Assignment → Leaving the pictures aside, repeat the entries exactly.

(Page and application data records)
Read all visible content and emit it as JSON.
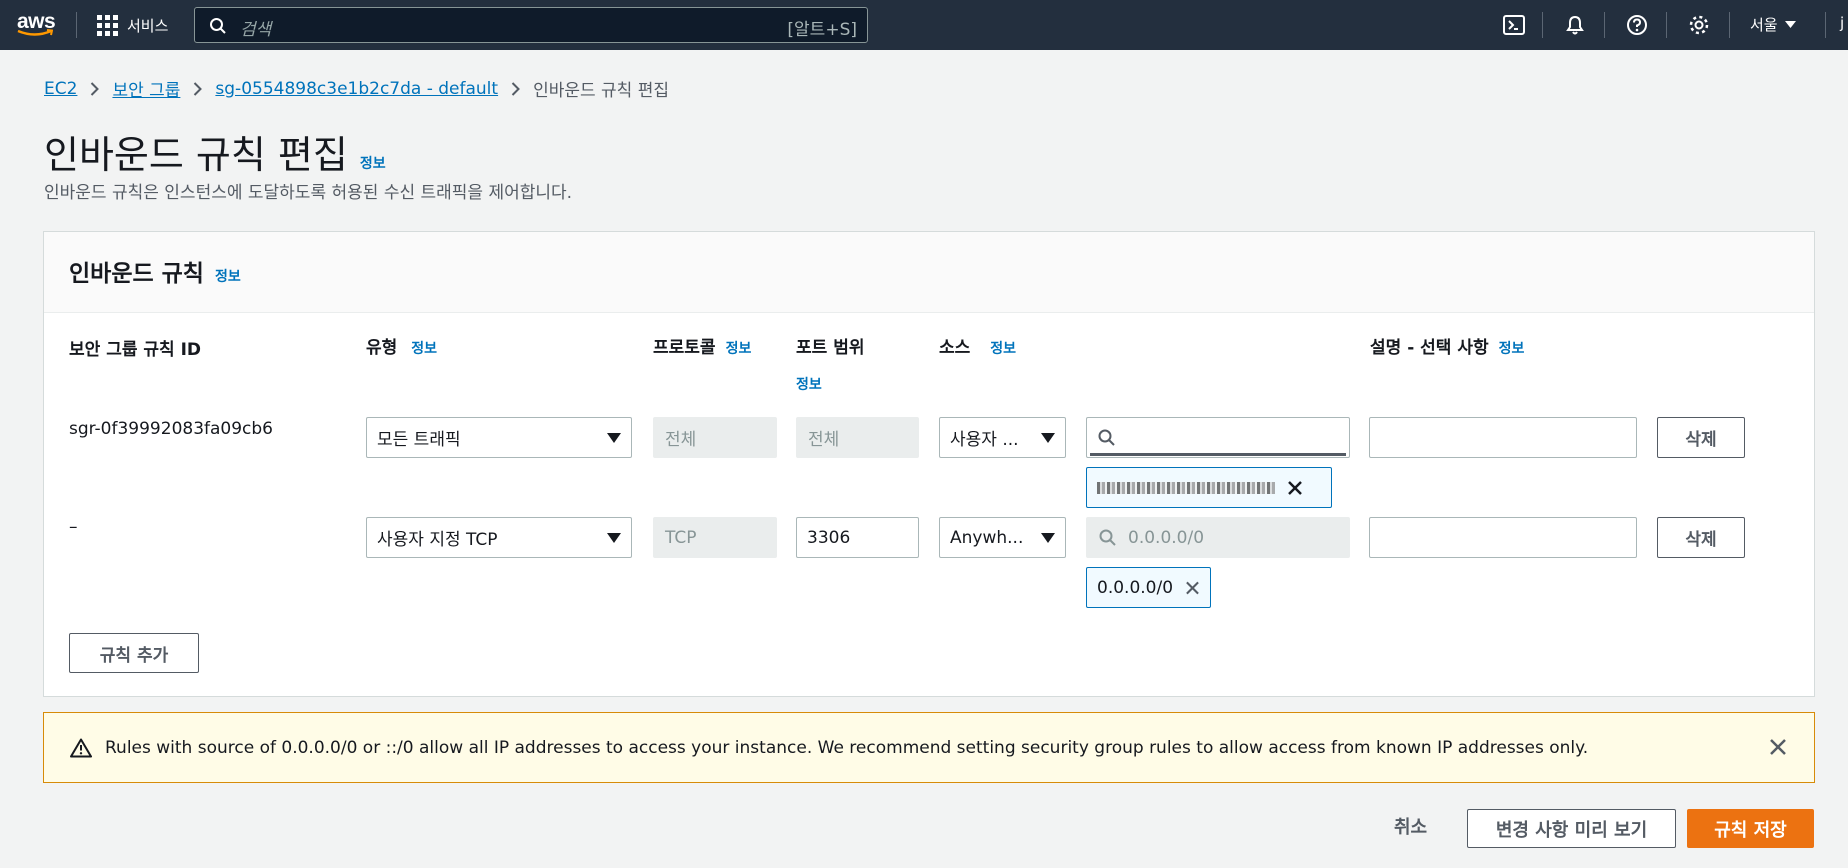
{
  "nav": {
    "logo_text": "aws",
    "services_label": "서비스",
    "search_placeholder": "검색",
    "search_shortcut": "[알트+S]",
    "region_label": "서울",
    "user_initial": "j"
  },
  "breadcrumb": {
    "items": [
      "EC2",
      "보안 그룹",
      "sg-0554898c3e1b2c7da - default"
    ],
    "current": "인바운드 규칙 편집"
  },
  "page": {
    "title": "인바운드 규칙 편집",
    "info": "정보",
    "description": "인바운드 규칙은 인스턴스에 도달하도록 허용된 수신 트래픽을 제어합니다."
  },
  "rules": {
    "header": "인바운드 규칙",
    "info": "정보",
    "columns": {
      "rule_id": "보안 그룹 규칙 ID",
      "type": "유형",
      "protocol": "프로토콜",
      "port_range": "포트 범위",
      "source": "소스",
      "description": "설명 - 선택 사항",
      "info": "정보"
    },
    "rows": [
      {
        "rule_id": "sgr-0f39992083fa09cb6",
        "type": "모든 트래픽",
        "protocol": "전체",
        "port_range": "전체",
        "source_type": "사용자 ...",
        "source_value": "",
        "token": "",
        "description": "",
        "delete_label": "삭제"
      },
      {
        "rule_id": "–",
        "type": "사용자 지정 TCP",
        "protocol": "TCP",
        "port_range": "3306",
        "source_type": "Anywh...",
        "source_placeholder": "0.0.0.0/0",
        "token": "0.0.0.0/0",
        "description": "",
        "delete_label": "삭제"
      }
    ],
    "add_rule_label": "규칙 추가"
  },
  "warning": {
    "text": "Rules with source of 0.0.0.0/0 or ::/0 allow all IP addresses to access your instance. We recommend setting security group rules to allow access from known IP addresses only."
  },
  "footer": {
    "cancel_label": "취소",
    "preview_label": "변경 사항 미리 보기",
    "save_label": "규칙 저장"
  },
  "colors": {
    "nav_bg": "#232f3e",
    "link": "#0073bb",
    "primary": "#ec7211",
    "warning_border": "#d78b08"
  }
}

Task output →
Read all visible content and emit it as JSON.
{
  "nav": {
    "logo_text": "aws",
    "services_label": "서비스",
    "search_placeholder": "검색",
    "search_shortcut": "[알트+S]",
    "region_label": "서울",
    "user_initial": "j"
  },
  "breadcrumb": {
    "items": [
      "EC2",
      "보안 그룹",
      "sg-0554898c3e1b2c7da - default"
    ],
    "current": "인바운드 규칙 편집"
  },
  "page": {
    "title": "인바운드 규칙 편집",
    "info": "정보",
    "description": "인바운드 규칙은 인스턴스에 도달하도록 허용된 수신 트래픽을 제어합니다."
  },
  "rules": {
    "header": "인바운드 규칙",
    "info": "정보",
    "columns": {
      "rule_id": "보안 그룹 규칙 ID",
      "type": "유형",
      "protocol": "프로토콜",
      "port_range": "포트 범위",
      "source": "소스",
      "description": "설명 - 선택 사항",
      "info": "정보"
    },
    "rows": [
      {
        "rule_id": "sgr-0f39992083fa09cb6",
        "type": "모든 트래픽",
        "protocol": "전체",
        "port_range": "전체",
        "source_type": "사용자 ...",
        "source_value": "",
        "token": "",
        "description": "",
        "delete_label": "삭제"
      },
      {
        "rule_id": "–",
        "type": "사용자 지정 TCP",
        "protocol": "TCP",
        "port_range": "3306",
        "source_type": "Anywh...",
        "source_placeholder": "0.0.0.0/0",
        "token": "0.0.0.0/0",
        "description": "",
        "delete_label": "삭제"
      }
    ],
    "add_rule_label": "규칙 추가"
  },
  "warning": {
    "text": "Rules with source of 0.0.0.0/0 or ::/0 allow all IP addresses to access your instance. We recommend setting security group rules to allow access from known IP addresses only."
  },
  "footer": {
    "cancel_label": "취소",
    "preview_label": "변경 사항 미리 보기",
    "save_label": "규칙 저장"
  },
  "colors": {
    "nav_bg": "#232f3e",
    "link": "#0073bb",
    "primary": "#ec7211",
    "warning_border": "#d78b08"
  }
}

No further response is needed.